To ensure that new visitors do not feel alienated by the often strange customs and terminology, she encourages new staff to come to the racecourse as ordinary members of the public would, "to see how their treatment colours their experience".
"We're trying to make it more inviting to families. At York the other day I saw groups of girls dressed up and having a rather good time. We need to look at that, how to make it appealing to different groups."
"I think people should be able to choose. I don't think it has to be a choice between vulgarising or making it absolutely exclusive. The thing that's unique about the Derby is its social mix."
Ms Ellen, at 48 as elegant as a thoroughbred, and with a ready laugh, is an unconventional head of United Racecourses. Married to a banker with two teenage daughters, she recently took a six-month sabbatical to go trekking in Nepal. She also professes a fondness for white water rafting, and says that sometimes her daughters "just wish they could spend their holidays in Cornwall".

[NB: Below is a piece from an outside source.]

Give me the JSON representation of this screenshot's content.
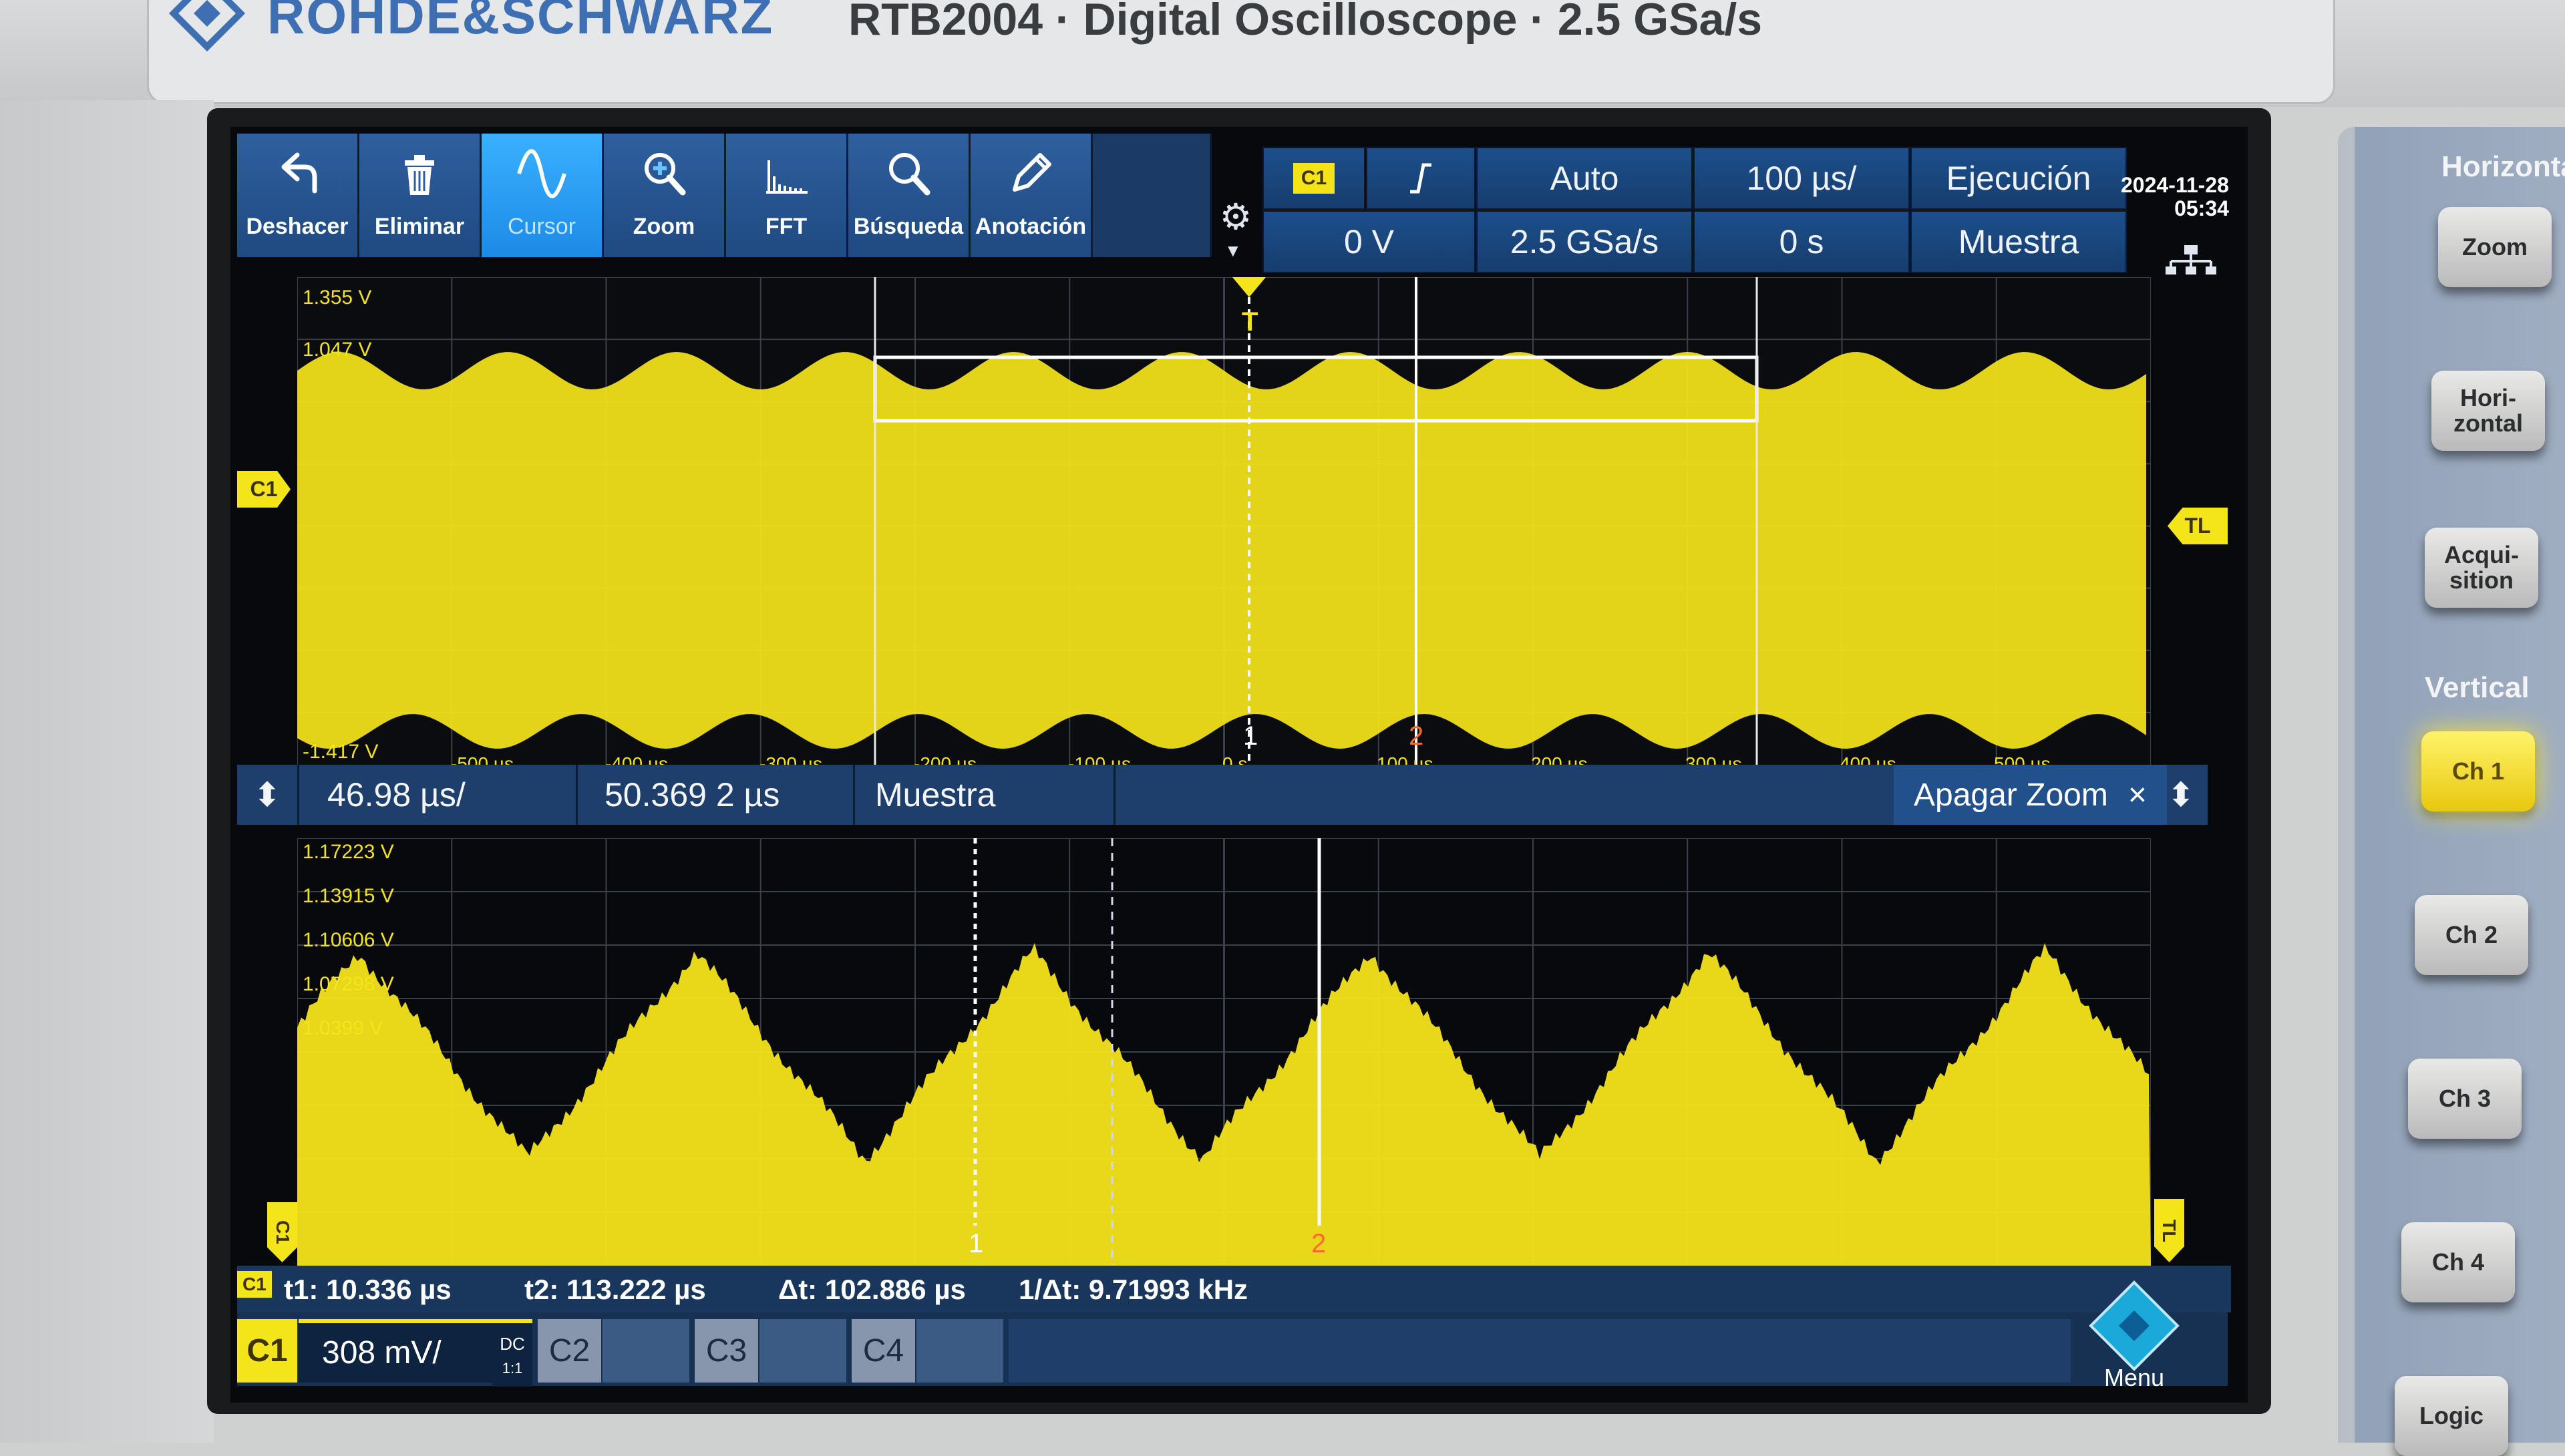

In short, she could not be further from the Jockey Club "duffers" that have traditionally dominated the racing hierarchy, and her entrance - albeit through headhunters - has not passed without comment. She has been described variously as "tough as teak", and as "a new outsider with a heart as hard as a money lender".
The descriptions leave her laughing, if a little bemused. Some of the old guard may be a little threatened by her, she concedes - perhaps because she's a successful woman.
"I think people are a bit wary because I'm seen as commercial, they probably think I'm tough, but I don't know why that's an issue," she says, adding without irony: "That girl who runs Brands Hatch [Nicola Foulston]. Now she seems pretty tough. But then I spoke to her on the phone and she seemed all right."
Like Foulston, and Karren Brady of Birmingham City Football Club, Sue Ellen has had a rapid and disproportionately high profile as a senior woman in a man's world.
"My appointment was announced on the front page of the Times," she says. "I suppose that should have been an early warning."
A racehorse owner herself, Ms Ellen knew the world she was entering and is pragmatic about her experiences. She also has no axe to grind about her gender.
"I think the old hierarchical control culture which men were very comfortable with is declining. Racing is slowly changing, but in terms of management technique it's still very old fashioned and it doesn't realise how far it has to go.
"The great thing about being a woman of my generation is that there are no precedents ... That's still an advantage here. You don't fit into a mould, so people aren't saying 'she's not like so-and-so'."
Saturday will largely determine whether Sue Ellen is vindicated. Her main concern is weather ("I'll spend the rest of the week praying for rain"). But as far as the "People's Derby" is concerned, early signs are good, with coach and ticket bookings up, and a healthy demand for corporate hospitality.
What if it doesn't work? Ms Ellen looks a bit nonplussed, then laughs. "I'll feel a bit sick on Saturday night I suppose! No, If we get it wrong, well then, we'll just keep doing it until we get it right."Reuse content